The former minister was interviewed for the first time by SQ investigators last week. Another meeting is planned in the near future. But it is already clear that the DPCP, which will have to make a final decision, will find itself faced with the divergent versions of the complainant and the politician, which makes it difficult to reach a verdict “beyond a reasonable doubt”.
M me Roy had a first contact with the Prime Minister Couillard in autumn 2016, when accusations of Alice Paquet for MP Gerry Sklavounos made headlines. It reappeared two months later, with an e-mail to Mr. Couillard’s chief of staff, Jean-Louis Dufresne. After she reported to the SQ, the police initiated a formal investigation at the end of January, which resulted in Mr. Paradis being expelled from both the Council of Ministers and the Liberal caucus.
In her testimony, the complainant never refers to any violent gestures, does not refer to any situation of “physical control”, a key to describing a situation of aggression.
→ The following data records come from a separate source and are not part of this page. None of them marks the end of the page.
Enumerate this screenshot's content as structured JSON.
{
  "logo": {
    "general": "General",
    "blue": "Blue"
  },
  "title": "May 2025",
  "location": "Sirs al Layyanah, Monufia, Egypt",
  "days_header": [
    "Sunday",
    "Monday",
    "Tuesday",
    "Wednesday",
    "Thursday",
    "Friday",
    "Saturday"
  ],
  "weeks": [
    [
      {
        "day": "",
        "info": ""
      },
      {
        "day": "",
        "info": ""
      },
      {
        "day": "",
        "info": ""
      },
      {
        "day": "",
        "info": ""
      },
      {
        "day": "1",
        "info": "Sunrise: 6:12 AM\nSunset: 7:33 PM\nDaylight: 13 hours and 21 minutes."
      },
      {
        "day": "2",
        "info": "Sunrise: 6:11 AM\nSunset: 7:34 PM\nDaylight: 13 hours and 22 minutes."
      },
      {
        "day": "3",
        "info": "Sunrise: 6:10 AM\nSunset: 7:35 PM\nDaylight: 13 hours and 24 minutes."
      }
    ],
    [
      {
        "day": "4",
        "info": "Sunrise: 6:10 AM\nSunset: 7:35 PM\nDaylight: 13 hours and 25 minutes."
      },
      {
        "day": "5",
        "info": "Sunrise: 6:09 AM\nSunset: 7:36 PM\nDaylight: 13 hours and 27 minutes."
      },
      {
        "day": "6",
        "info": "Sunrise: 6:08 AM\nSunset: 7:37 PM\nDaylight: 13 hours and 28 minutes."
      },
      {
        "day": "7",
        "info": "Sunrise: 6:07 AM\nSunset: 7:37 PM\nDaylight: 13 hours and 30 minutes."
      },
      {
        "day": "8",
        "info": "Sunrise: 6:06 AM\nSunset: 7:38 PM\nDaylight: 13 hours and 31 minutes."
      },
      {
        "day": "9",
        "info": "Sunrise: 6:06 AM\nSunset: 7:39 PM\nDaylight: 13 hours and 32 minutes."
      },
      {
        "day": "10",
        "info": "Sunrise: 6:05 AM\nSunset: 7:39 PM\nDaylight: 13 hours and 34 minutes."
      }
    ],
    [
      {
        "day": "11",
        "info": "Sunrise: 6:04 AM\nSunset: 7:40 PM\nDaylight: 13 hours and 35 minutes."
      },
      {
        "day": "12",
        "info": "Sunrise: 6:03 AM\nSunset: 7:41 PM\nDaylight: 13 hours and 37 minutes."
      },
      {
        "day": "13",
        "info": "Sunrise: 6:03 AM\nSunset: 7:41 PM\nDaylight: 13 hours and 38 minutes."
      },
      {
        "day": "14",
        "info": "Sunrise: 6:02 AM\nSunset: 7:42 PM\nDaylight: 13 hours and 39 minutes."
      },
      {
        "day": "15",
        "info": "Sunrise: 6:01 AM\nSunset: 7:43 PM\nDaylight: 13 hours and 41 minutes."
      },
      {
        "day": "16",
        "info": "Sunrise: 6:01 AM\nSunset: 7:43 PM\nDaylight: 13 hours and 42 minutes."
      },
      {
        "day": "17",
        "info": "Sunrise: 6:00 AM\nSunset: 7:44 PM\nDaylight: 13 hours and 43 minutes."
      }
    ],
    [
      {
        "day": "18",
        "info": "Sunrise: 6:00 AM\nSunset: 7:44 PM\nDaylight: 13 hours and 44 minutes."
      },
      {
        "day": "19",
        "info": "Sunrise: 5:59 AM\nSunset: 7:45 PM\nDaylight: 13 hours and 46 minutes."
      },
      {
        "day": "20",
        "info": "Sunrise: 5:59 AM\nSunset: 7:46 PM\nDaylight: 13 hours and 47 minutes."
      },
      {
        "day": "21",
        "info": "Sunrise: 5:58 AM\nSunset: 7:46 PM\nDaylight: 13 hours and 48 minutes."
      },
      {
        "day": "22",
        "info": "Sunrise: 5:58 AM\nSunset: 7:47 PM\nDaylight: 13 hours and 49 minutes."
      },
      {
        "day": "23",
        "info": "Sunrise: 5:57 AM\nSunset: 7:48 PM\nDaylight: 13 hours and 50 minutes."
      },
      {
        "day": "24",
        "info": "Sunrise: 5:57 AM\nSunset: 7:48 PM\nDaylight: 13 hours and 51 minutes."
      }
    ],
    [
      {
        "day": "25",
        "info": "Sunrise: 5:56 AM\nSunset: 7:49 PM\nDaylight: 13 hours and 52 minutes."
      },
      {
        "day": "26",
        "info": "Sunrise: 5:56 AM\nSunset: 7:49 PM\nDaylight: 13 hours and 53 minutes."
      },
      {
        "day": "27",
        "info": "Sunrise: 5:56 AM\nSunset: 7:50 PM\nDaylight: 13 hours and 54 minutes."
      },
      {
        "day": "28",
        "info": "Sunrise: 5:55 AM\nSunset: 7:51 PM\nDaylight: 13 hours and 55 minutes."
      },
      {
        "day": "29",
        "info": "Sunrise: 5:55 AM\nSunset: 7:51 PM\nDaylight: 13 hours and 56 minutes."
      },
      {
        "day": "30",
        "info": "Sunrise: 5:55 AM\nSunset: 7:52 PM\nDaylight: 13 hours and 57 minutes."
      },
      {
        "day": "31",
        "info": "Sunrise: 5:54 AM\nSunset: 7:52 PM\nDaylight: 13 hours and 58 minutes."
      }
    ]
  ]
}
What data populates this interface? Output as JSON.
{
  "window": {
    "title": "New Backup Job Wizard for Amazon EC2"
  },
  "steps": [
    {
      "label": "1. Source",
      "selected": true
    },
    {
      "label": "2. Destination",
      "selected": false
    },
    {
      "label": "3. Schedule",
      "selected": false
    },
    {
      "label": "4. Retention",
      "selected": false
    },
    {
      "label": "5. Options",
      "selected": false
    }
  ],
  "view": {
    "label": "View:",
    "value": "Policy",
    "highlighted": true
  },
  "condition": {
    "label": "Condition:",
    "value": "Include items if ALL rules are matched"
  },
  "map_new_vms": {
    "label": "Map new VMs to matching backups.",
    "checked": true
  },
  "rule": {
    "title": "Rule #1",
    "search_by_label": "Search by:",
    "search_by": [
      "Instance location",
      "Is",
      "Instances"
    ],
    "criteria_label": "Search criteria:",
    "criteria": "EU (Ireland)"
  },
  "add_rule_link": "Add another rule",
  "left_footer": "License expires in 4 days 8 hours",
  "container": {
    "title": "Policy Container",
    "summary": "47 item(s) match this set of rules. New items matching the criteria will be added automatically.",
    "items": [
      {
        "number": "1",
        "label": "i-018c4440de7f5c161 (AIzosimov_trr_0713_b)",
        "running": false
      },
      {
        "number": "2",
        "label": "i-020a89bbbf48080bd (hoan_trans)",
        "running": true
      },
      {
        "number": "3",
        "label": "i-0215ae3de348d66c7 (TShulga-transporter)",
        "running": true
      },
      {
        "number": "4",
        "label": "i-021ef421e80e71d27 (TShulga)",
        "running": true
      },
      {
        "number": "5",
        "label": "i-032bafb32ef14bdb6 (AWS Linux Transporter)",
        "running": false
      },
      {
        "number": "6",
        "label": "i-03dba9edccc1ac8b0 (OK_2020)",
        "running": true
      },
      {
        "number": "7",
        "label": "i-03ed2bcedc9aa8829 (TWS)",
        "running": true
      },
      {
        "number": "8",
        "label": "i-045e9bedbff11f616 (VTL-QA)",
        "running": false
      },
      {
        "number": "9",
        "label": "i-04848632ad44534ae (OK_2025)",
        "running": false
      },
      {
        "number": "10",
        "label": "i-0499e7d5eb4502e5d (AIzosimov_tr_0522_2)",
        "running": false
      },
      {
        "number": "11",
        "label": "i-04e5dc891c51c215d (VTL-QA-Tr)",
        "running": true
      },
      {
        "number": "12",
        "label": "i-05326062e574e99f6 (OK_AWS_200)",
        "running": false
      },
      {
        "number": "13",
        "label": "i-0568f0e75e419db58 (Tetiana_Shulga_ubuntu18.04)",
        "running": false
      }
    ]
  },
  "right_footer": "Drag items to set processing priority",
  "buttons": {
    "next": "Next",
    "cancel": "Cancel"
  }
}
Four facts alleged by the complainant have already been disclosed: the Minister unfastened her employee’s bra through her clothes; He would have given him a pat on the buttocks on the sidelines of a reception; Seated in front of her, he would have taken his foot to put it between his legs, in his seat; And finally, he had asked him to apply Voltaren, an ointment to reduce his back pain. The Voltaren event seems corroborated, he had already asked the same thing for other political employees.
“We are faced with displaced actions, not criminal [offenses],” summarizes a source close to the investigation, for whom it is obvious that we will quickly put aside the suspicions of aggression. A prosecution for harassment is always possible under the Criminal Code. The complainant pointed out that her boss was “buoyant, insistent” but the evidence for harassment presupposes a toxic situation over a long period of time. The question of the relationship of authority arises, since Mr. Paradis was his employer, but the function of chief of staff supposes a good deal of psychological independence on the part of a person.
In addition, there is no evidence in the record that the complainant was, when she was employed, the target of malicious gestures; For example, testimonies or e-mails where she confided in a third person at the time of the alleged acts. There were no incriminating e-mails or text messages from Minister Paradis either.
It was also shown that while on sick leave, which lasted more than a year, M me Roy spoke on the phone many times with Pierre Paradis, a surprising attitude for an alleged victim in the eyes of investigators .
Pierre Paradis has not left his residence in Bedford since the beginning of the investigation – he was temporarily hospitalized in Montreal to treat the sequelae of a serious concussion, which obviously prevents him from returning to the Assembly National level.